Good morning everyone! Today, I’d like to thank my new friend Sophie for inspiring me to write this post. That’s right, you read it in the title: I’m an ‘extreme snow-tuber’. Okay, so I’m not actually into extreme sports… or sports. But today’s post is about one time I basically was in one, according to my teacher.
It was around the time I was in 10th grade- my special needs school took all of us kids to a mountain on a snowy winter day. I can still remember the snow crunching under my boots, and I remember having a friend pull me across an ice patch so I wouldn’t fall, only to lead to him falling.
But honestly, what I remember most about that day is what’s made me decide snow-tubing isn’t for me. And it starts at the very start of your usual snow-tubing adventure: going up the lift.
If you’ve never been snow-tubing, you probably don’t know what the lift is like. Basically, you get in a tube and it’s hooked to the top with something akin to a bungee cord. Well, halfway through my ride on the lift, something unusual happened- my cord came off the powered rope thing that pulls us up. And so, I suddenly went sliding down the lift path, bouncing against all the people behind me in a frenzy.

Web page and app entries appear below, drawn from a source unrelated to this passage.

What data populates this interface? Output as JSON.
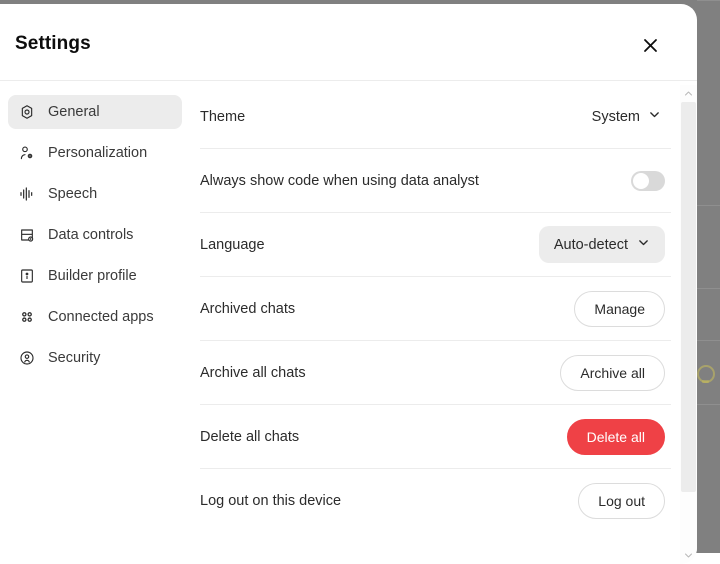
{
  "header": {
    "title": "Settings",
    "close_icon": "close-icon"
  },
  "sidebar": {
    "items": [
      {
        "label": "General",
        "icon": "gear-icon",
        "selected": true
      },
      {
        "label": "Personalization",
        "icon": "person-icon",
        "selected": false
      },
      {
        "label": "Speech",
        "icon": "waveform-icon",
        "selected": false
      },
      {
        "label": "Data controls",
        "icon": "database-icon",
        "selected": false
      },
      {
        "label": "Builder profile",
        "icon": "id-card-icon",
        "selected": false
      },
      {
        "label": "Connected apps",
        "icon": "grid-dots-icon",
        "selected": false
      },
      {
        "label": "Security",
        "icon": "shield-badge-icon",
        "selected": false
      }
    ]
  },
  "settings": {
    "rows": [
      {
        "label": "Theme",
        "control": "theme-select",
        "value": "System"
      },
      {
        "label": "Always show code when using data analyst",
        "control": "code-toggle",
        "value": "off"
      },
      {
        "label": "Language",
        "control": "language-select",
        "value": "Auto-detect"
      },
      {
        "label": "Archived chats",
        "control": "manage-button",
        "value": "Manage"
      },
      {
        "label": "Archive all chats",
        "control": "archive-all-button",
        "value": "Archive all"
      },
      {
        "label": "Delete all chats",
        "control": "delete-all-button",
        "value": "Delete all"
      },
      {
        "label": "Log out on this device",
        "control": "log-out-button",
        "value": "Log out"
      }
    ]
  },
  "colors": {
    "danger": "#ef4146",
    "selected_bg": "#ececec",
    "divider": "#ececec",
    "backdrop": "#808080"
  },
  "scrollbar": {
    "up_icon": "chevron-up-icon",
    "down_icon": "chevron-down-icon"
  }
}
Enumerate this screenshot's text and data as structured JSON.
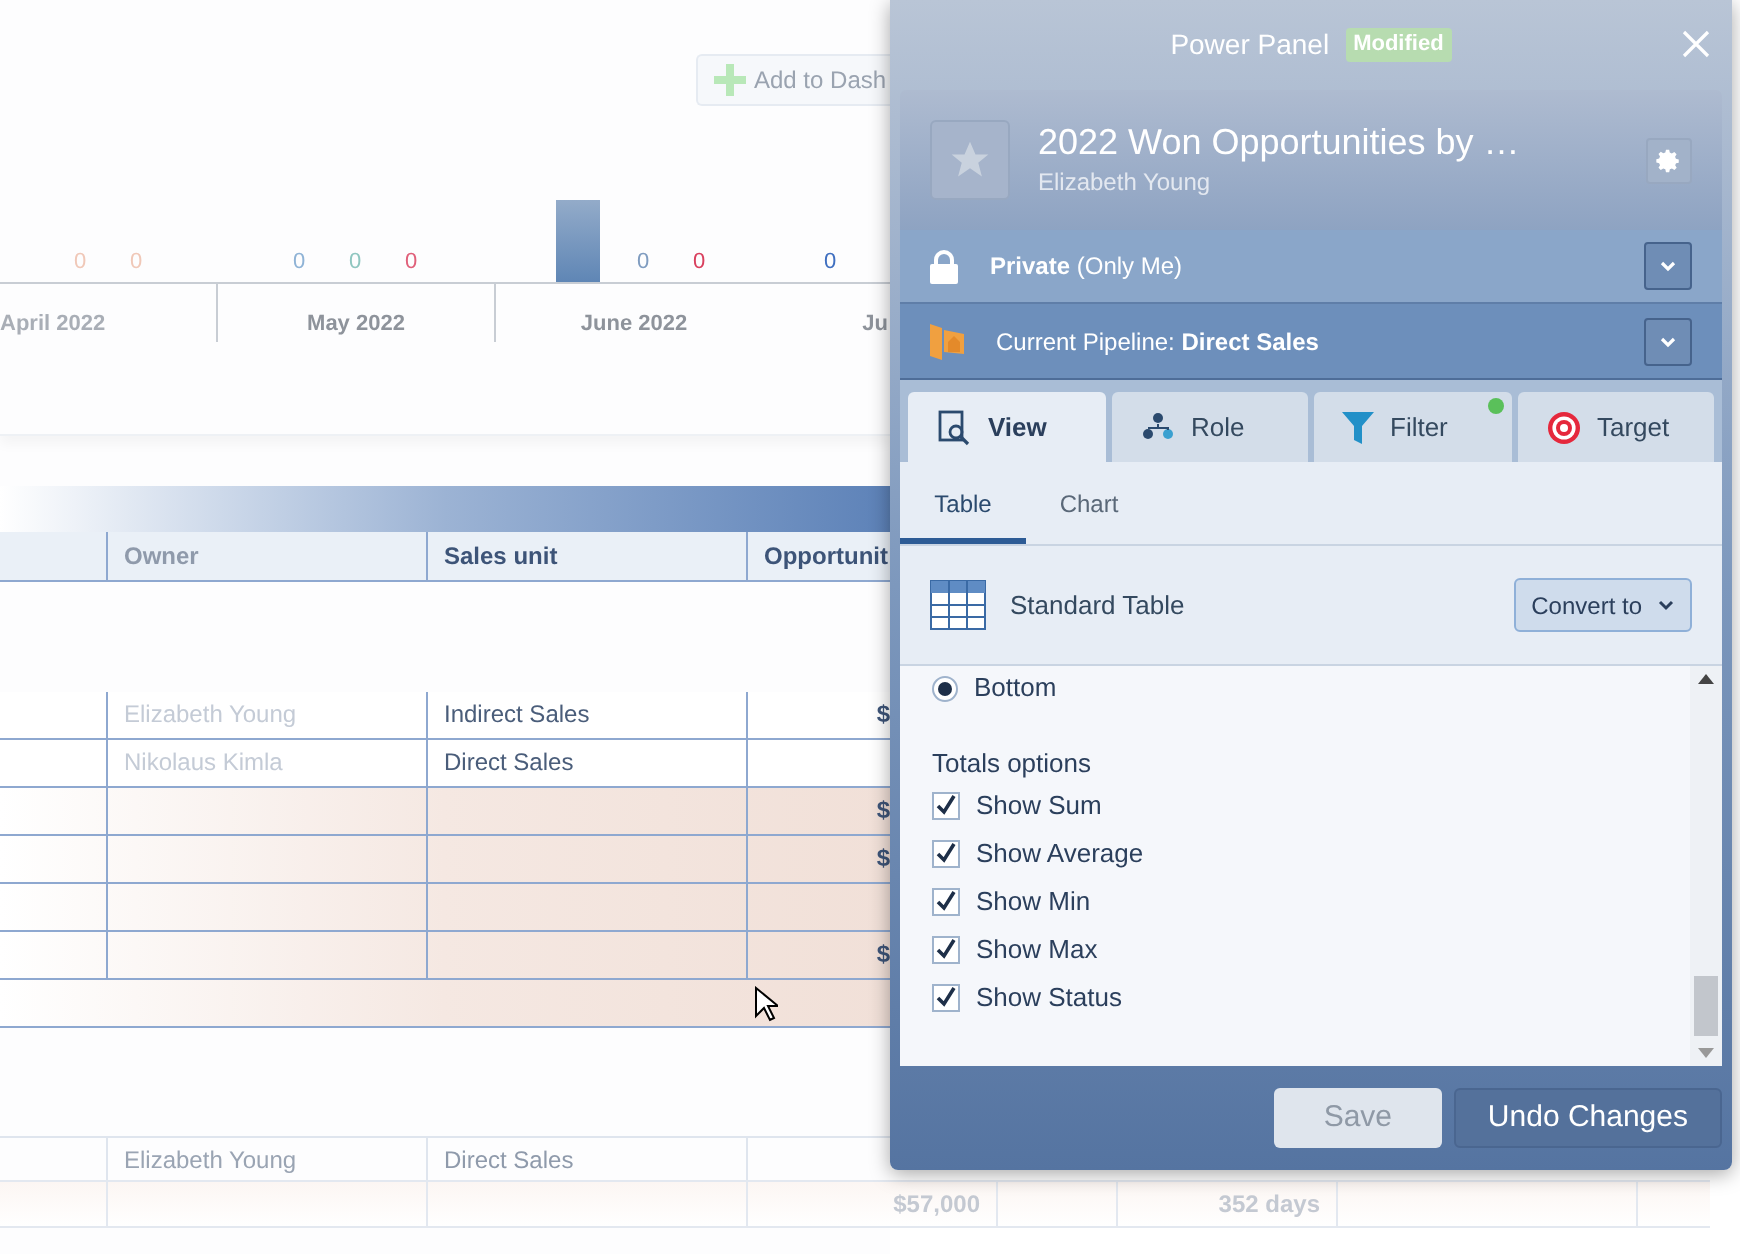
{
  "background": {
    "add_button": "Add to Dash",
    "chart": {
      "months": [
        {
          "label": "April 2022",
          "faded": true,
          "items": [
            {
              "kind": "value",
              "text": "0",
              "color": "#f0c8b8"
            },
            {
              "kind": "value",
              "text": "0",
              "color": "#f0c8b8"
            }
          ]
        },
        {
          "label": "May 2022",
          "faded": false,
          "items": [
            {
              "kind": "value",
              "text": "0",
              "color": "#8fb3d6"
            },
            {
              "kind": "value",
              "text": "0",
              "color": "#8fc6c0"
            },
            {
              "kind": "value",
              "text": "0",
              "color": "#e0607a"
            }
          ]
        },
        {
          "label": "June 2022",
          "faded": false,
          "items": [
            {
              "kind": "bar"
            },
            {
              "kind": "value",
              "text": "0",
              "color": "#7f9cc0"
            },
            {
              "kind": "value",
              "text": "0",
              "color": "#d9405e"
            }
          ]
        },
        {
          "label": "Ju",
          "faded": false,
          "items": [
            {
              "kind": "value",
              "text": "0",
              "color": "#3f6fc0"
            }
          ]
        }
      ]
    },
    "table": {
      "columns": [
        "Owner",
        "Sales unit",
        "Opportunit"
      ],
      "rows": [
        {
          "kind": "plain",
          "cells": [
            "Elizabeth Young",
            "Indirect Sales",
            "$"
          ]
        },
        {
          "kind": "plain",
          "cells": [
            "Nikolaus Kimla",
            "Direct Sales",
            ""
          ]
        },
        {
          "kind": "subtotal",
          "cells": [
            "",
            "",
            "$"
          ]
        },
        {
          "kind": "subtotal",
          "cells": [
            "",
            "",
            "$"
          ]
        },
        {
          "kind": "subtotal",
          "cells": [
            "",
            "",
            ""
          ]
        },
        {
          "kind": "subtotal",
          "cells": [
            "",
            "",
            "$"
          ]
        }
      ],
      "lower_row": [
        "Elizabeth Young",
        "Direct Sales"
      ],
      "total_row": {
        "amount": "$57,000",
        "days": "352 days"
      }
    }
  },
  "panel": {
    "title": "Power Panel",
    "badge": "Modified",
    "report": {
      "name": "2022 Won Opportunities by …",
      "owner": "Elizabeth Young",
      "starred": false
    },
    "sharing": "**Private** (Only Me)",
    "pipeline": "Current Pipeline: **Direct Sales**",
    "tabs": [
      {
        "label": "View",
        "selected": true,
        "indicator": false
      },
      {
        "label": "Role",
        "selected": false,
        "indicator": false
      },
      {
        "label": "Filter",
        "selected": false,
        "indicator": true
      },
      {
        "label": "Target",
        "selected": false,
        "indicator": false
      }
    ],
    "subtabs": [
      {
        "label": "Table",
        "selected": true
      },
      {
        "label": "Chart",
        "selected": false
      }
    ],
    "layout": {
      "label": "Standard Table",
      "button": "Convert to"
    },
    "position_option": {
      "label": "Bottom",
      "selected": true
    },
    "totals_heading": "Totals options",
    "totals": [
      {
        "label": "Show Sum",
        "checked": true
      },
      {
        "label": "Show Average",
        "checked": true
      },
      {
        "label": "Show Min",
        "checked": true
      },
      {
        "label": "Show Max",
        "checked": true
      },
      {
        "label": "Show Status",
        "checked": true
      }
    ],
    "buttons": [
      {
        "label": "Save",
        "disabled": true
      },
      {
        "label": "Undo Changes",
        "disabled": false
      }
    ]
  }
}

That wasn’t the end of it, though. Shortly after that, a teacher grabbed hold of my tube and helped pull me up. I was so happy not to be falling down that bumpy path again! But when we got to the top, where we get our tubes taken off the lift, there was a bump… and it made her lose her grip enough that I went tubing out of control like an air hockey puck, bouncing off my classmates like you couldn’t believe.
The third time was the charm. I finally made it up that god forsaken hill, and I was ready to tube. I got in my tube and slid down as gracefully as one can in an inflatable rubber tube. But when I got to the bottom, I realized something.
That wasn’t fun- it was terrifying.
I’d gone snow tubing before, mind you. This wasn’t my first rodeo, but it was my first time going down the lift instead of the hill two times in a row. Or at all. I had plenty of pain in my butt, and decided enough was enough. I turned in my snow-tube, and had the principal helping my shaky body to the lodge.
He returned after he knew I was safely inside, but I wasn’t alone. My teacher was there as well, as if she’d been waiting for me. Having seen the whole thing, and seeing me shaking, I think she knew what was going on in my mind. So, with a smile and a laugh, she told me, “Don’t think of it as a bad thing. Just think of it as extreme snow-tubing.”
And that’s what I do now. I avoid snow tubing, mostly because I can’t afford it, but the memories still haunt me and make me uneasy. Getting back on a snow tube is a lot like getting on my bike since I was hit by that car in 8th grade. It’s terrifying, and it leaves me feeling shaky and stiff, both at the same time. I can’t imagine going down that slope again, and I can’t afford it anyway… But I’m happy to skip it. It’s a memory I laugh at now, but somehow, it’s also a memory I can never get over…
Tell me, friends. Do you have memories like that? The ones where you were hurt so badly it traumatized you almost, but you learned to laugh at it and maybe even fight through? I’d love to hear your thoughts, your stories, and any tips you may have for me to overcome this fear. But most of all, I just like hearing from you guys in general. You’re all wonderful- never forget that.